The Learning GAP section of the GAP website contains "a variety of material intended to help people to learn on their own the GAP language and the use of the GAP system".
Various tutorials, including the GAP Tutorial, are a good point to start, indeed. As for the reference manual, it is not assumed that one should read all its chapters sequentially. To start with, it may be worth to look at chapter titles to have a better idea of capabilities of the core GAP system, and look in more details on chapters which are most relevant to your current mathematical interests. Note that a lot of the functionality is contained in GAP packages which are developed independently and come with their own documentation.
It is also recommended to subscribe to the GAP Forum where you may find not only news about the GAP
system, but also discussions and questions from other users. Reading these may provide further insight into the system. Finally, if there are any questions, please do not hesitate to send them to the GAP Forum or GAP Support.
Update 1: I’ve recently developed the Software Carpentry lesson "Programming with GAP". This lesson is intended for GAP beginners and has been beta-tested at the Software Carpentry Workshop in Manchester in November 2015.
Update 2: This book has been mentioned in the comment above, but should be made more visible: Abstract Algebra in GAP by Alexander Hulpke. From its preface: "This book aims to give an introduction to using GAP with material appropriate for an undergraduate
abstract algebra course. It does not even attempt to give an introduction to abstract algebra —there

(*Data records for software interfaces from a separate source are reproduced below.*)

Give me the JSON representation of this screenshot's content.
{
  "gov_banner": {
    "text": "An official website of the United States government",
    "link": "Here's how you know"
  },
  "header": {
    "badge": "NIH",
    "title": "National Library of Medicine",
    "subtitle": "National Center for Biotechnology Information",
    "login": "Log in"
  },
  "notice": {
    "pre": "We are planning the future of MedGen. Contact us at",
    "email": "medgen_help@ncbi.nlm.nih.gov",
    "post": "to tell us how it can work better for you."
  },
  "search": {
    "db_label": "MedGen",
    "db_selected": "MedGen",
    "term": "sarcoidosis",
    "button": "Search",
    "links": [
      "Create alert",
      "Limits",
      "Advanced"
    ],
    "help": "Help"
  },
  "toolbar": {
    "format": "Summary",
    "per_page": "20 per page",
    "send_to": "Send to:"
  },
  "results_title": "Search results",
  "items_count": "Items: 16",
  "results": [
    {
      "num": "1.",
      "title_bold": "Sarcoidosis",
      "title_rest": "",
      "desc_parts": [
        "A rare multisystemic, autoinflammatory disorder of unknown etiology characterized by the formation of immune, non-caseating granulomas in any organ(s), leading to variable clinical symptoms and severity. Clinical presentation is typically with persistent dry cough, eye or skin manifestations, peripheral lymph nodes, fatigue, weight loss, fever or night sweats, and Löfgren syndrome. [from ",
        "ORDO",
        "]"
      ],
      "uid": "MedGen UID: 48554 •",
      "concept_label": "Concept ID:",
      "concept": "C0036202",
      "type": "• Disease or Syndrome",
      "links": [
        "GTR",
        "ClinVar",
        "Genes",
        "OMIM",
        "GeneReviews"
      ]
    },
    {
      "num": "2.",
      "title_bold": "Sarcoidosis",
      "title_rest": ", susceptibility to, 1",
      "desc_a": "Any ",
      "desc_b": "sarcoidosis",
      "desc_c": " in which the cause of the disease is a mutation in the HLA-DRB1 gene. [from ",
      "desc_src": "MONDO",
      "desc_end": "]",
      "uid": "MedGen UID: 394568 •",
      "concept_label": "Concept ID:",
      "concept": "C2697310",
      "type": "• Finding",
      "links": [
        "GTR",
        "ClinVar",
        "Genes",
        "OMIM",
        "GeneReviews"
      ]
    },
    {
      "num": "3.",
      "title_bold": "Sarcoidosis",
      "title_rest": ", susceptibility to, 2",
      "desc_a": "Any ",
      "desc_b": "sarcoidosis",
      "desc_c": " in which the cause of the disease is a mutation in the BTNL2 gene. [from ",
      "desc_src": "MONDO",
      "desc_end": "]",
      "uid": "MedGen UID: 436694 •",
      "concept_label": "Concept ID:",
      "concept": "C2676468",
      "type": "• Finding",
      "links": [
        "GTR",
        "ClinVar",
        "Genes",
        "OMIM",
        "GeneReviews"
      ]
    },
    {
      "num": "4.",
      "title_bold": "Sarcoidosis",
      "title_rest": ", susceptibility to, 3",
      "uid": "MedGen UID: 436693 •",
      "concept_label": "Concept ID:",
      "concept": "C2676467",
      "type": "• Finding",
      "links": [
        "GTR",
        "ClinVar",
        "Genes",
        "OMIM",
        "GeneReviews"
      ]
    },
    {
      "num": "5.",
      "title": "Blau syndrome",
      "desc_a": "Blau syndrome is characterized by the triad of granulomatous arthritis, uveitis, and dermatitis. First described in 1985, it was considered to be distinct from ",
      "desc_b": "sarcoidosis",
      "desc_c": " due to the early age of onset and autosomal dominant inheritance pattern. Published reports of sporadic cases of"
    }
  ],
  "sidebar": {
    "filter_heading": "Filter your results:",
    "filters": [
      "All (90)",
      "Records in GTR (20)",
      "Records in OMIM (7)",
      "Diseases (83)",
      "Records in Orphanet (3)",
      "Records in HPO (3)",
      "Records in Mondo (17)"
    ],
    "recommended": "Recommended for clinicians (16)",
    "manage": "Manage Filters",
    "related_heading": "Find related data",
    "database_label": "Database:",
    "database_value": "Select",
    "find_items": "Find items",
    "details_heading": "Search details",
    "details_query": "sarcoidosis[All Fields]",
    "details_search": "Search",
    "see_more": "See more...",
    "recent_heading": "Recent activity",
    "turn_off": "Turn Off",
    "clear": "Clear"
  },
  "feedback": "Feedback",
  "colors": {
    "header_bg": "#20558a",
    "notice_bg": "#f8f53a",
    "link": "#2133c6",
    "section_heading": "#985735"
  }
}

are many excellent books which do this.
Instead it is aimed at the instructor of an introductory algebra course, who wants to incorporate
the use of GAP into this course as an calculatory aid to exploration".